Notes from the frontier: FSD Africa’s fragile states approach – a learning journey (

In early November, FSD Africa brought two worlds together for the first time: taking five prominent financial service providers (FSPs) to Gihembe Refugee Camp in Rwanda to participate in a ‘Financial Product Design Sprint’ in partnership with UNHCR, Government of Rwanda, and Access to Finance Rwanda (AFR). We were also joined by a member of UNHCR from Geneva, the International Finance Corporation and FSD Uganda.

Earlier that week, FSD Africa and BFA presented research on ‘Refugees & Their Money’ to over 20 FSPs in Kigali – highlighting the business case for financial products focused towards refugees (you can find a short summary found here). Philip Kakuru, from Tigo, said ‘With the limited access of the refugees, there was little to know about them, but the sprint design opened our eyes’. These FSPs, along with any others, now have an opportunity to win one of our four £10,000 grants in our Innovation Competition – Financial Services for Refugees in Rwanda.

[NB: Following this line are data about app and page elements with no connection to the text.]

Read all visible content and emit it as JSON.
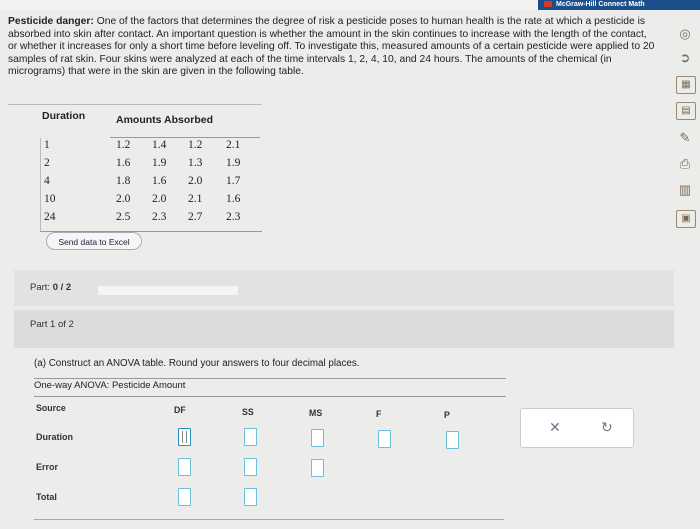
{
  "header": {
    "brand": "McGraw-Hill Connect Math"
  },
  "problem": {
    "title": "Pesticide danger:",
    "text": "One of the factors that determines the degree of risk a pesticide poses to human health is the rate at which a pesticide is absorbed into skin after contact. An important question is whether the amount in the skin continues to increase with the length of the contact, or whether it increases for only a short time before leveling off. To investigate this, measured amounts of a certain pesticide were applied to 20 samples of rat skin. Four skins were analyzed at each of the time intervals 1, 2, 4, 10, and 24 hours. The amounts of the chemical (in micrograms) that were in the skin are given in the following table."
  },
  "data_table": {
    "col_duration": "Duration",
    "col_amounts": "Amounts Absorbed",
    "rows": [
      {
        "duration": "1",
        "values": [
          "1.2",
          "1.4",
          "1.2",
          "2.1"
        ]
      },
      {
        "duration": "2",
        "values": [
          "1.6",
          "1.9",
          "1.3",
          "1.9"
        ]
      },
      {
        "duration": "4",
        "values": [
          "1.8",
          "1.6",
          "2.0",
          "1.7"
        ]
      },
      {
        "duration": "10",
        "values": [
          "2.0",
          "2.0",
          "2.1",
          "1.6"
        ]
      },
      {
        "duration": "24",
        "values": [
          "2.5",
          "2.3",
          "2.7",
          "2.3"
        ]
      }
    ]
  },
  "excel_button": "Send data to Excel",
  "part_progress": {
    "label": "Part:",
    "value": "0 / 2",
    "fraction": 0
  },
  "part_heading": "Part 1 of 2",
  "question": "(a) Construct an ANOVA table. Round your answers to four decimal places.",
  "anova": {
    "title": "One-way ANOVA: Pesticide Amount",
    "columns": [
      "Source",
      "DF",
      "SS",
      "MS",
      "F",
      "P"
    ],
    "rows": [
      "Duration",
      "Error",
      "Total"
    ]
  },
  "actions": {
    "clear_icon": "close-icon",
    "undo_icon": "undo-icon"
  },
  "sidebar_icons": [
    "eye-toggle-icon",
    "chevron-right-circle-icon",
    "calculator-icon",
    "data-icon",
    "glossary-icon",
    "print-icon",
    "chart-icon",
    "save-icon"
  ]
}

To read more about the wider FSDA approach to refugee finance, take a look at last month’s blog here.

Day One: Any ideas?

The next day, the five FSPs, chosen through an open competition, began the Financial Product Design Sprint. The FSPs were a diverse group representing MMOs, MNOs, MFI and banks: MobiCash, Equity Bank, Vision Fund, Tigo and Commercial Bank for Africa. This three-day event hoped to challenge misconceptions about refugees, their potential and FSPs to consider a refugee product seriously. The first day began with an in-depth presentation of BFA’s research and details regarding the structure of refugee camps. This was followed by product brainstorming with each FSP, before narrowing down to a select two or three ideas which were fleshed out.

Day Two: What are the financial lives of refugees?

On the second day, these FSPs were taken to Gihembe Refugee Camp, a camp with a population of around 12,000 refugees from DRC and located only an hour drive from Kigali. Here, each FSP had the opportunity to speak to at least two refugees and over the course of two hours get a better feel for their financial lives. For most, this was their first time interacting with refugees and particularly in a refugee camp. As one FSP noted ‘With this segment, there is a lot to offer and learn from them’. This was followed by further prototyping of the FSP’s idea and customising their product to the needs of refugees.

Day Three: Is this the right product for refugees?

The final day offered an opportunity to return to the camp and with initial prototypes, in the form of a drawing, poster or app, get direct customer feedback. This proved particularly helpful for many FSPs to refine their product. As Peter Kawumi, from FSD Uganda, said ‘Through the design sprint’s customer interaction iterations, misconceptions about the refugees’ technology literacy, economic independence and financial ambition were debunked.’
The first ‘Financial Product Design Sprint’ was well received by all FSPs and there is also potential for replication in Uganda, with FSD Uganda, and as Vishal Patel from the IFC said ‘helped inform IFC’s work in Kenya in Kakuma refugee camp and town.’
Learning from risk taking

Working with banks and beneficiaries in this way is new to FSD Africa. It builds on the FinDisrupt model, pioneered by our sister organistion – FSD Tanzania. We learned a lot, especially on the value of bringing the refugee voice into FSD Africa planning and FSP business casing. The type of discussion it generates, out of the office environment, created momentum that would otherwise never have been achieved.

To read more about the wider FSDA approach to refugee finance, take a look at last month’s blog here.